>>

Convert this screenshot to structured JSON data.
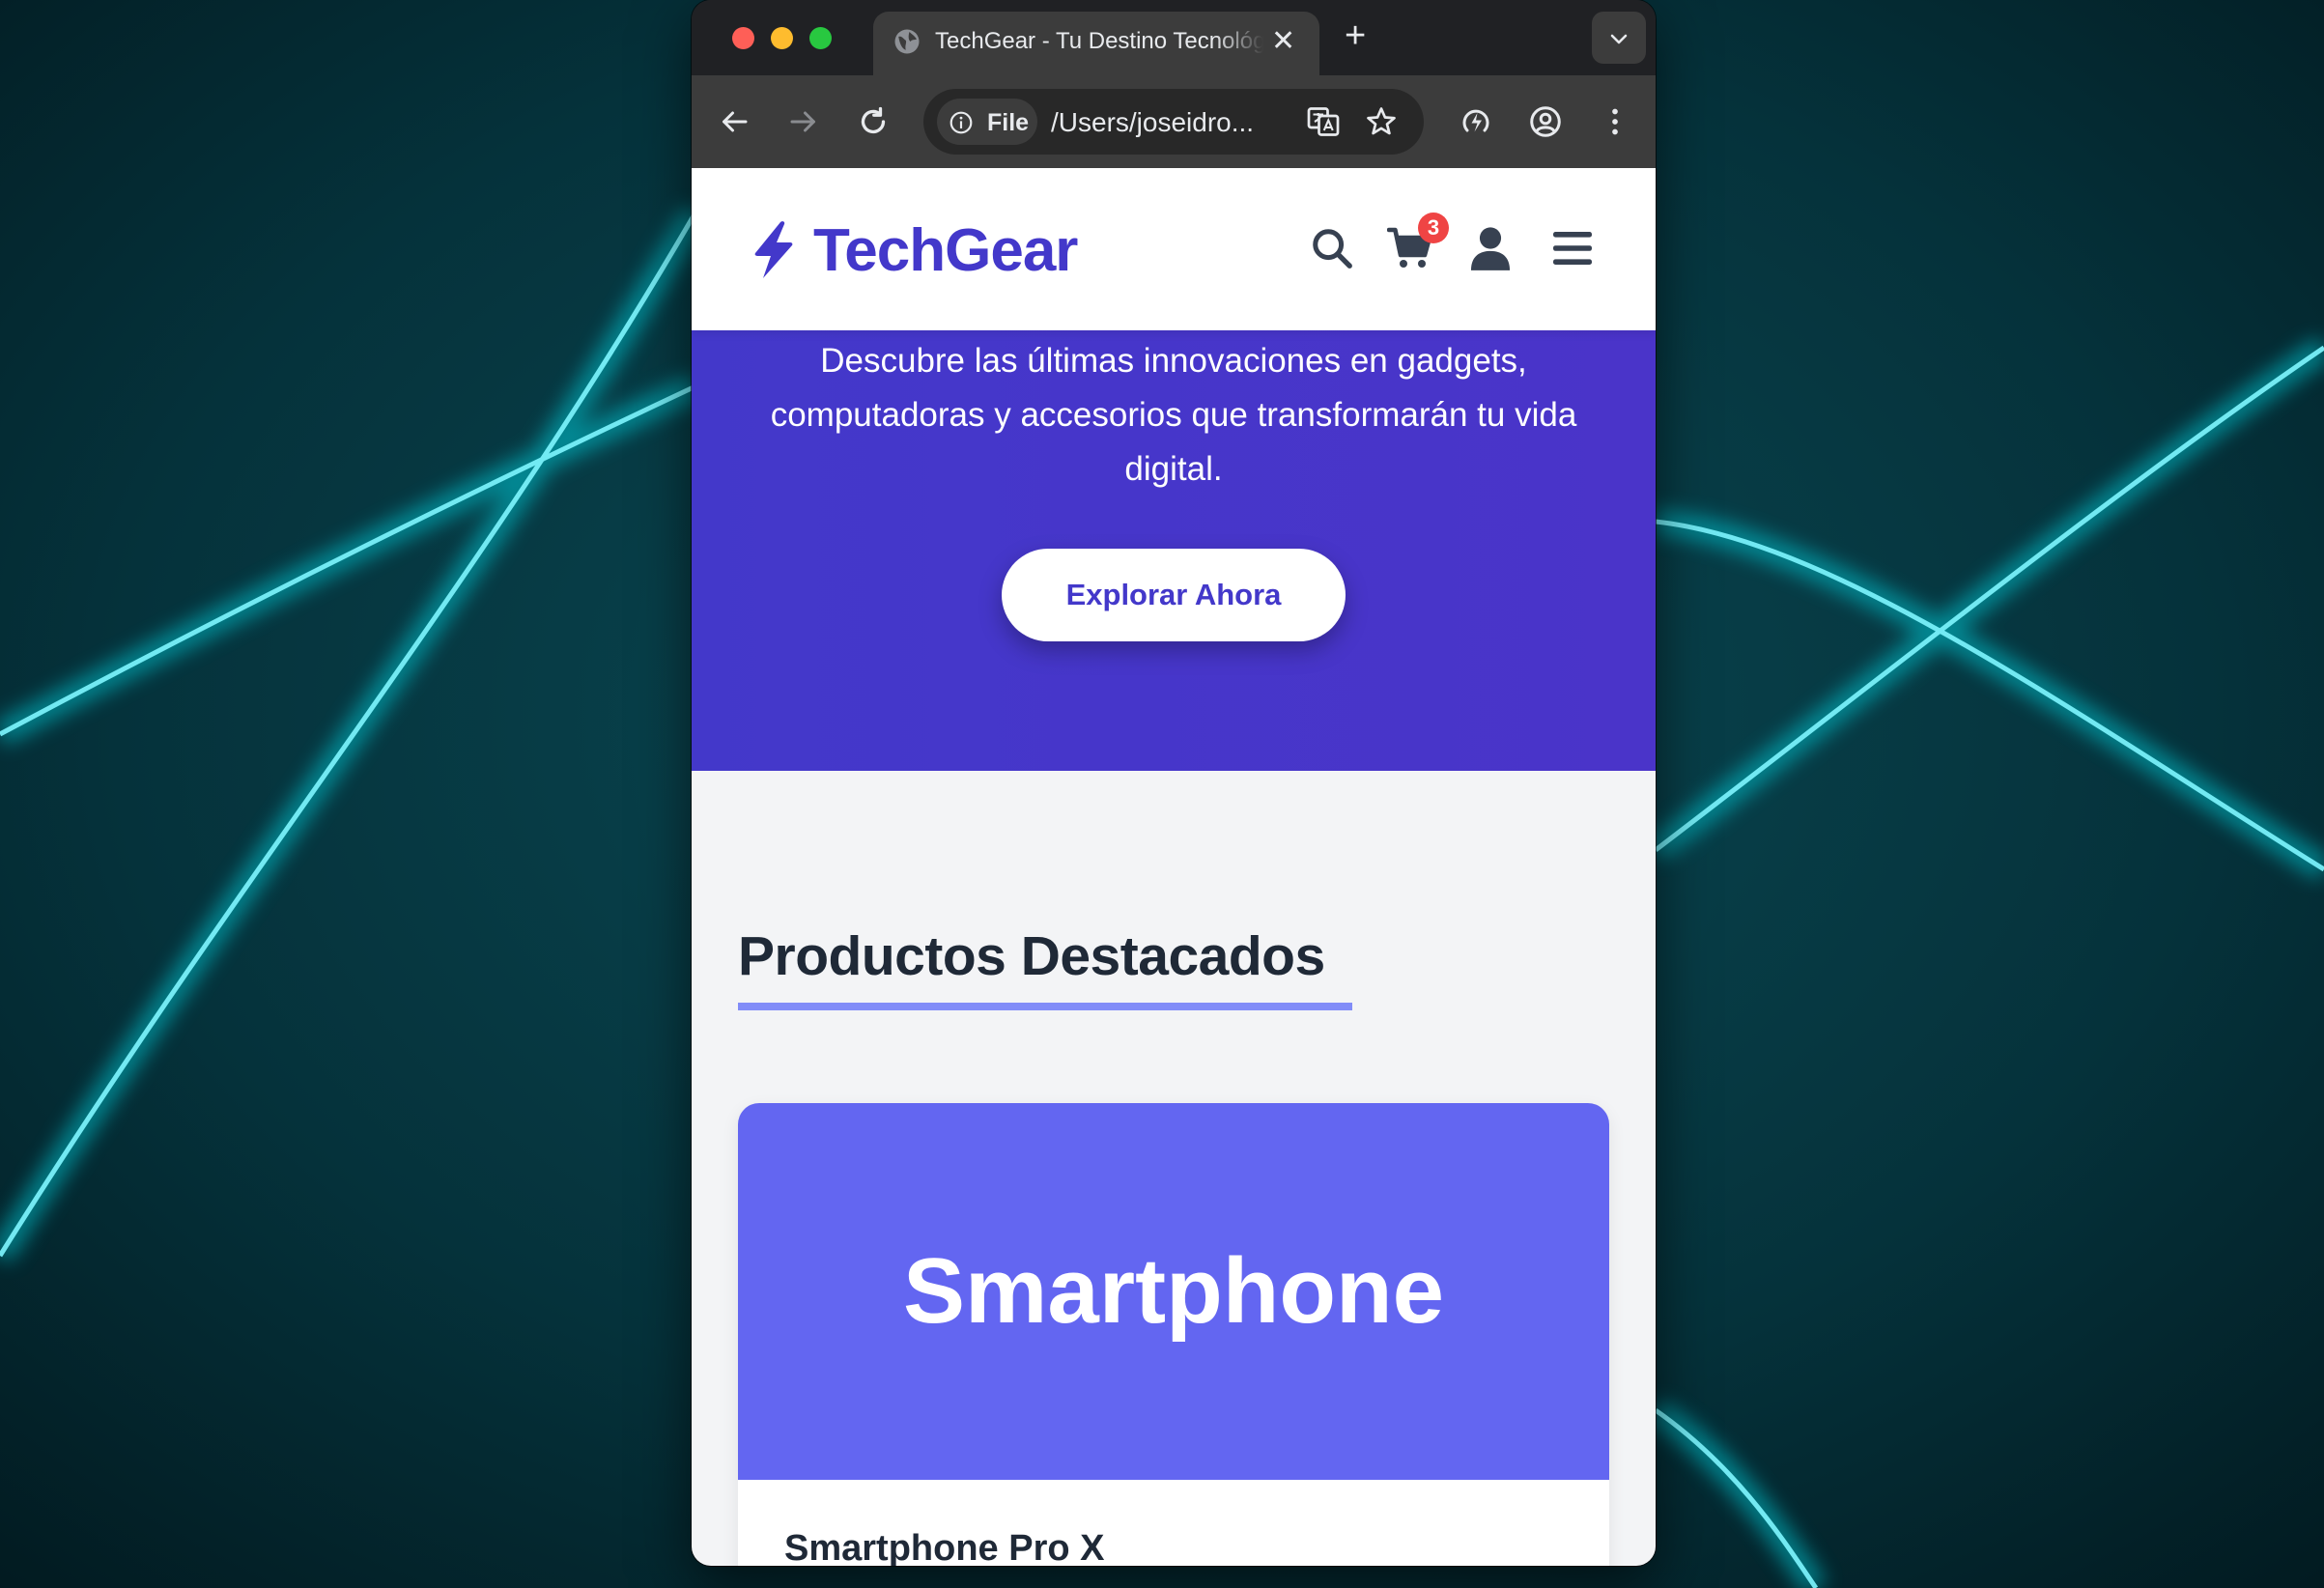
{
  "browser": {
    "tab_title": "TechGear - Tu Destino Tecnológico",
    "tab_close_glyph": "✕",
    "new_tab_glyph": "+",
    "site_info_label": "File",
    "url": "/Users/joseidro..."
  },
  "site": {
    "brand": "TechGear",
    "cart_count": "3",
    "hero_text": "Descubre las últimas innovaciones en gadgets, computadoras y accesorios que transformarán tu vida digital.",
    "hero_button": "Explorar Ahora",
    "section_title": "Productos Destacados",
    "products": [
      {
        "image_label": "Smartphone",
        "name": "Smartphone Pro X"
      }
    ]
  },
  "colors": {
    "brand": "#4338ca",
    "accent": "#6366f1",
    "badge": "#ef4444",
    "desktop_glow": "#00e5ee"
  },
  "icons": [
    "lightning-icon",
    "search-icon",
    "cart-icon",
    "user-icon",
    "menu-icon"
  ]
}
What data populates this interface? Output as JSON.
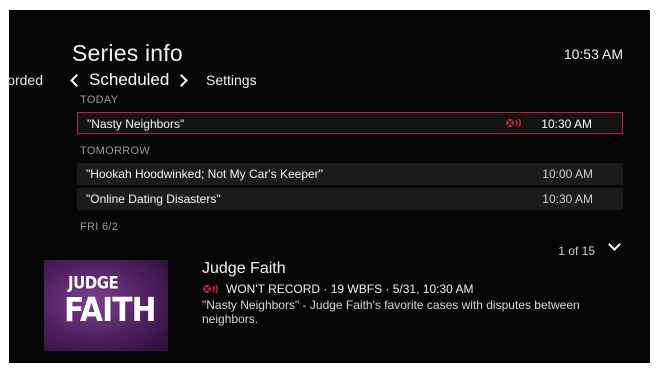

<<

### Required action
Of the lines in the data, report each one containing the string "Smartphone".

### Task solution
        "image_label": "Smartphone",
        "name": "Smartphone Pro X"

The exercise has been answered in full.